Brief -> Read the records below. Copy each line where the string "JSON" occurs.

(Saved entries)
=== Begin Enclosure ===
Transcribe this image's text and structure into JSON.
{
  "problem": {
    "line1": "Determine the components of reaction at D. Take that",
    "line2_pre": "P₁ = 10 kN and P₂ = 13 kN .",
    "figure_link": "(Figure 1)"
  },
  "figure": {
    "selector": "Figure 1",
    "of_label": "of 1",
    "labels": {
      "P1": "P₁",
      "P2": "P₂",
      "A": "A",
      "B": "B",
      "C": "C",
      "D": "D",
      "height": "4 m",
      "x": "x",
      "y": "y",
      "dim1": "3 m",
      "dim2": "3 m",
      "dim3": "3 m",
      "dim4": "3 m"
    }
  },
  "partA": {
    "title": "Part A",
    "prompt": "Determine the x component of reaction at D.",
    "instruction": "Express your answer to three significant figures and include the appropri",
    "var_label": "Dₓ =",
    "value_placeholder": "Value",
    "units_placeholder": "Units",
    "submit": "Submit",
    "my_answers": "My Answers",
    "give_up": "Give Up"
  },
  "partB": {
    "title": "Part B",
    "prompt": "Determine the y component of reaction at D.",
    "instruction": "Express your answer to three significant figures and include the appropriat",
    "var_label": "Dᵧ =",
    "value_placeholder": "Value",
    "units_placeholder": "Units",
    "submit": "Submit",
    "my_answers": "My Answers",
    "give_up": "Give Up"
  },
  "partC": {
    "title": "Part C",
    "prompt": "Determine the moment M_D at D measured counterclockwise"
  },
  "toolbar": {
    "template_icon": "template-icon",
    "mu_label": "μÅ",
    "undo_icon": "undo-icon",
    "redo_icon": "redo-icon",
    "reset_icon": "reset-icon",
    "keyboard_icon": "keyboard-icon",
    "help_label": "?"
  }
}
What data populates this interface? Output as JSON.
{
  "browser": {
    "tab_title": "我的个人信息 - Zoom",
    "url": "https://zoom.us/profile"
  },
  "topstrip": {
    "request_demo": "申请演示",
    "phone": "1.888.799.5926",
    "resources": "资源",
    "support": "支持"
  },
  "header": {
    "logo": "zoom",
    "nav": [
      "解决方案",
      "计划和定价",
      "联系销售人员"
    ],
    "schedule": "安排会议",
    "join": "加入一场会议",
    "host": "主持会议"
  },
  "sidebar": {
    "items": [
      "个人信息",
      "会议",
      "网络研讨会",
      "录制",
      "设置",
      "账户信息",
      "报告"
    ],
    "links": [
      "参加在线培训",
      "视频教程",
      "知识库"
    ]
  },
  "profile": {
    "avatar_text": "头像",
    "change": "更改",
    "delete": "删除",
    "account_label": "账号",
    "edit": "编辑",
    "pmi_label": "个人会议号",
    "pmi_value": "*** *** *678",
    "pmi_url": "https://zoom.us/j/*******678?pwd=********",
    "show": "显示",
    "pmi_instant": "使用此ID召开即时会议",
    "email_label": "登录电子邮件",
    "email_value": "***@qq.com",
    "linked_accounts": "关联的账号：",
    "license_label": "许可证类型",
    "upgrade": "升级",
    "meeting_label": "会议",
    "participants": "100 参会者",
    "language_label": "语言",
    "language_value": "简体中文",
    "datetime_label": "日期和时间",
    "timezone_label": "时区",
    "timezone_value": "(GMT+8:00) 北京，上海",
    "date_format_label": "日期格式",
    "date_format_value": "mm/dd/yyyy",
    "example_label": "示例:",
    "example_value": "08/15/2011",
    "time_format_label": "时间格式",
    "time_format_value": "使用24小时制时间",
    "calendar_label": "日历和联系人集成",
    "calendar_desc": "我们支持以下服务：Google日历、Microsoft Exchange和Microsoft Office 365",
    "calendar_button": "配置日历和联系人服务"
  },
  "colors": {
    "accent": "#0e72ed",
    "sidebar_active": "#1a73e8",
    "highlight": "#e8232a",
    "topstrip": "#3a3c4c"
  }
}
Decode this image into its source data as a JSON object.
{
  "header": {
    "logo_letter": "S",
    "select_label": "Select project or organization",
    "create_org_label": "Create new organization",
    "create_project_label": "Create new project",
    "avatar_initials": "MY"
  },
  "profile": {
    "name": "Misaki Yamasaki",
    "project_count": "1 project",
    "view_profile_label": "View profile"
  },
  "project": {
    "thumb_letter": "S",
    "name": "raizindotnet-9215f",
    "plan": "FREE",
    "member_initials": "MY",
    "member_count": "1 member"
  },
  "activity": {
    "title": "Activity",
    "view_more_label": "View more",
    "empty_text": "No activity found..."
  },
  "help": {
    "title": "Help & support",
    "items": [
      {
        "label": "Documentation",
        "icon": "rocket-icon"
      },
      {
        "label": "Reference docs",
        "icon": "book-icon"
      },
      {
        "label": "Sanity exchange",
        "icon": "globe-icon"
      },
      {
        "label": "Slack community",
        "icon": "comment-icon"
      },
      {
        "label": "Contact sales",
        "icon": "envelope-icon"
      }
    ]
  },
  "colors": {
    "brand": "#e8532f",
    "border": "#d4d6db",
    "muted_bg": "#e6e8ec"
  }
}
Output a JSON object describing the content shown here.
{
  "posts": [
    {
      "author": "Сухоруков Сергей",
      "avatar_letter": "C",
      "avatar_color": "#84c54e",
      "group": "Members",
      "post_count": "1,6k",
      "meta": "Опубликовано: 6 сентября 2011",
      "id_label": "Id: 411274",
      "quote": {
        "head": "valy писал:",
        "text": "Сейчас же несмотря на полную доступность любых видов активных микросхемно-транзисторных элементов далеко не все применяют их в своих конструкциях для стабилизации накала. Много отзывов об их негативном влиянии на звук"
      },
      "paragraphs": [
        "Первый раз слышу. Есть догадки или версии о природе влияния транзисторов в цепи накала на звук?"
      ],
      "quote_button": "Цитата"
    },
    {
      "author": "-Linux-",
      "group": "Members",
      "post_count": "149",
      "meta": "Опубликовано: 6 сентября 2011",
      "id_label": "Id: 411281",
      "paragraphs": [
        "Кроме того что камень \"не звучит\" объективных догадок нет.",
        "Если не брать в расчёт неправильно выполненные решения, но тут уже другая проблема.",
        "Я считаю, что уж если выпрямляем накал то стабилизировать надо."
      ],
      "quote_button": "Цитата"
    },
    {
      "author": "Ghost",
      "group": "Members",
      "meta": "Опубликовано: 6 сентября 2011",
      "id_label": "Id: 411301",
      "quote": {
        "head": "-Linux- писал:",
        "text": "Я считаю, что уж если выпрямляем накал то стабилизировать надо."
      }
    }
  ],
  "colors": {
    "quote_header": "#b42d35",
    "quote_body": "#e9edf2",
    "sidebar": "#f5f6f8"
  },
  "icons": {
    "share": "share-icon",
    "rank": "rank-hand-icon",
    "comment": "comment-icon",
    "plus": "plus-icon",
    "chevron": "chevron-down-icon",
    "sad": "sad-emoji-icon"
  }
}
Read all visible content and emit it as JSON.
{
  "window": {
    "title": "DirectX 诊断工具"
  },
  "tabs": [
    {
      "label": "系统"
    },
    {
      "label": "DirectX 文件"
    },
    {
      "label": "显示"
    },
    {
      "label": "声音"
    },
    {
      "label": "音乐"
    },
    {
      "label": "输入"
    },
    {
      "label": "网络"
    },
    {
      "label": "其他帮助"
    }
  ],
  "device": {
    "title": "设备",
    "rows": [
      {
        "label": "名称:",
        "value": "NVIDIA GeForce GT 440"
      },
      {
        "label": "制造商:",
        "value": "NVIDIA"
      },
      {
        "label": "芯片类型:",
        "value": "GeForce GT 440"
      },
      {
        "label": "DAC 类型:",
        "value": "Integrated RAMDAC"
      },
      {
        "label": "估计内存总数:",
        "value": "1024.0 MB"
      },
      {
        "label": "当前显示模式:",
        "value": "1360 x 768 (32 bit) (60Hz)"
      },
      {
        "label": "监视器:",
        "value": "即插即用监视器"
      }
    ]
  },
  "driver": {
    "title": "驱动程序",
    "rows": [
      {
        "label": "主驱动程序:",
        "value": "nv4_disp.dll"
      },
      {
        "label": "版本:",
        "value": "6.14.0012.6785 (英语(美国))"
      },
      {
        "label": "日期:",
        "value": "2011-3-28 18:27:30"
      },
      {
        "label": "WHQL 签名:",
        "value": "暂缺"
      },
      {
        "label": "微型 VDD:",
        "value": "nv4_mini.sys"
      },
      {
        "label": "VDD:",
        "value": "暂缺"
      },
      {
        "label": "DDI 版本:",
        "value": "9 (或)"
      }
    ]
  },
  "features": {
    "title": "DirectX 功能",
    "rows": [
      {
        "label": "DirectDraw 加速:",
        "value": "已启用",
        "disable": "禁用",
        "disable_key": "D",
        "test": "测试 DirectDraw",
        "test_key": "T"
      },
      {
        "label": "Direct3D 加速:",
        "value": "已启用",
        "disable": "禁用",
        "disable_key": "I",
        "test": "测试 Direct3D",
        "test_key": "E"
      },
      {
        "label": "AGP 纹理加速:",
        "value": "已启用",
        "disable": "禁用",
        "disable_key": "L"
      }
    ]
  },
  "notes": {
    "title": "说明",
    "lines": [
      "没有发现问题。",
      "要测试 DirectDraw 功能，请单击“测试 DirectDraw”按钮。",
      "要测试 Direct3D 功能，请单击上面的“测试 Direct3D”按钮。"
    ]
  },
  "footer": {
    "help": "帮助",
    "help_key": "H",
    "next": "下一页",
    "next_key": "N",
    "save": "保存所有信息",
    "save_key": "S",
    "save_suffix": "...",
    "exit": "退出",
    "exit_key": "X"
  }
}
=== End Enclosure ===
Result ->
Transcribe this image's text and structure into JSON.
What data populates this interface? Output as JSON.
Decode this image into its source data as a JSON object.
Output a JSON object describing the content shown here.
Read all visible content and emit it as JSON.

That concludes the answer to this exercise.